One suspects that Ms Lumby’s historical references were simply an attempt to flex her academic muscle – there was much toing and froing over whose research had the most credibility. Mmmm. I would have loved to have been there and offered a practitioners perspective… the various experts made much of statistics and their recent contact with small handfuls of girls in focus groups. We work closely with over 200 girls each week and I can confirm that although they are incredibly media savvy, they are still vulnerable and susceptible to media messages (if they weren’t why would marketers produce such advertisements?!) and they are not happy!
One positive that came out of the program was the consensus on both sides that education is really important and that all young people need to be critical viewers of popular culture. Although I do not think the media is solely responsible for the sexualisation of children and the objectification of women generally, I do think it plays a key role.

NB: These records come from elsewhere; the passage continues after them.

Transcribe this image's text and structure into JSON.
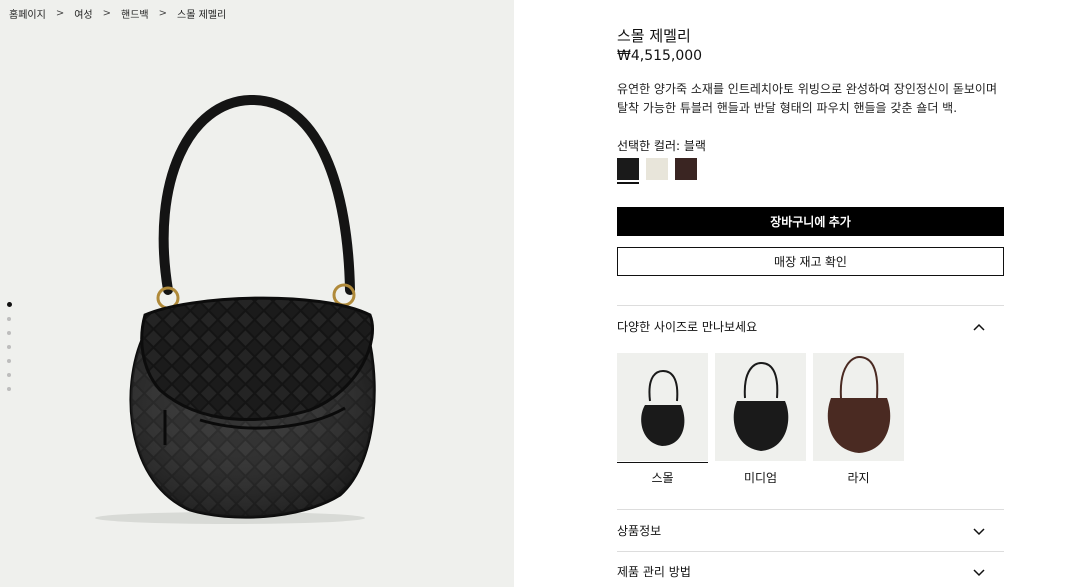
{
  "breadcrumb": [
    "홈페이지",
    "여성",
    "핸드백",
    "스몰 제멜리"
  ],
  "breadcrumb_separator": ">",
  "gallery": {
    "slide_count": 7,
    "active_slide": 1
  },
  "product": {
    "title": "스몰 제멜리",
    "price": "₩4,515,000",
    "description": "유연한 양가죽 소재를 인트레치아토 위빙으로 완성하여 장인정신이 돋보이며 탈착 가능한 튜블러 핸들과 반달 형태의 파우치 핸들을 갖춘 숄더 백.",
    "selected_color_label": "선택한 컬러: 블랙",
    "colors": [
      {
        "name": "black",
        "hex": "#1a1a1a",
        "selected": true
      },
      {
        "name": "cream",
        "hex": "#e8e5da",
        "selected": false
      },
      {
        "name": "dark-brown",
        "hex": "#3a2522",
        "selected": false
      }
    ],
    "add_to_cart_label": "장바구니에 추가",
    "check_stock_label": "매장 재고 확인"
  },
  "sizes_section": {
    "title": "다양한 사이즈로 만나보세요",
    "expanded": true,
    "items": [
      {
        "label": "스몰",
        "selected": true,
        "color": "#1a1a1a"
      },
      {
        "label": "미디엄",
        "selected": false,
        "color": "#1a1a1a"
      },
      {
        "label": "라지",
        "selected": false,
        "color": "#4a2a22"
      }
    ]
  },
  "accordions": [
    {
      "title": "상품정보",
      "expanded": false
    },
    {
      "title": "제품 관리 방법",
      "expanded": false
    }
  ],
  "colors": {
    "gallery_bg": "#eff0ed",
    "primary_button": "#000000"
  }
}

I love the idea of encouraging girls to talk back to the media and share images of women that are positive and affirming (perhaps by creating their own “Hall of Fame”) and by naming and shaming some of the exploitative, inappropriate messages that they will no longer tolerate – “The Wall of Shame.” This idea is further developed in the video entitled “Girls, Sexuality and the Media” in my VidPod, here girls also become “culture producers not just culture consumers.” Fabulous.
Got me thinking about my own “Hall of Fame” and “Wall of Shame”…. these need not be ad’s that exploit and sexualise young children, rather ad’s that generally objectify women and make us feel less than we are.
I had to restrict myself to just a couple in each category as I have work to do and could easily get carried away here and go for days 🙂 Help me out – feel free to comment and add yours!
The Hall of Fame
As mentioned in a previous post, love the slogan for their new women’s range (“Sport is not an obligation. It`s a game. So play. And have fun. It`s up to you. Throw away expectations. And surprise yourself along the way. Impossible is Nothing.”) also loved their ad. featuring Jodie Henry looking strong and confident – also pleased at the the lack of gratuitous flesh we are so used to seeing in most sport ad’s!
The Body Shop
An oldie but a goodie featuring Ruby the anti-Barbie. It still makes me smile. I thought it appropriate to include too given Anita Rodderick, Body Shop founder, has recently died. Love the slogan ” There are 3 billion women who don’t look like supermodels and only 8 who do.”
The Wall of Shame
Unilever and the Lynx ad’s –
Talk about on the nose…beautiful young women who gyrate uncontrollably and strip at the mere sniff of this cheap, nasty aftershave!
And to add injury to insult, the men featured are so damn inappropriate – in one ad. the “sex magnet” is a medical practitioner ( a Dentist – is there any more vulnerable position to be in than with a mouth full of instruments?) whilst another features a girl cavorting wildly in front of her boyfriends elderly father! All so Freudian and horrible.
Lynx’s target market for this campaign is 14-15 year old boys. Gee, thanks for fostering respect for girls in our young men Unilever! As mentioned in a previous post, Unilever also own Dove and whilst promoting this rubbish for boys, they are pushing their Real Beauty campaign on young women…GRRRRRR. I’ll say it again – MIXED MESSAGES.
Dolce and Gabbana
The recent Women’s Forum Australia Newsletter alerted me to this vile ad. for fashion label / perfume giant Dolce Gabbana.
Thank goodness this ad.was banned in Europe as it clearly glorifies violence against women. It is not a new “angle” for D & G though; a number of their campaigns have featured violent images of both women and men in pseudo-rape scenes. I have tried to ease my conscious for years as theirs also happens to be my favourite perfume but this was the last straw! I have thrown all my D&G perfumes out. 🙂 Ahhhhh…purse power.
The ad. below is an older one (2003?) for American Jewellers Natan ( a large prestigious jewellers who have a reputation for producing ad’s that are incredibly demeaning!). I thought this one was so woeful that I googled it to check its authenticity. Sadly, it was the real deal. Thank goodness I don’t have a rock from Natan or that would be binned too!
Over to you !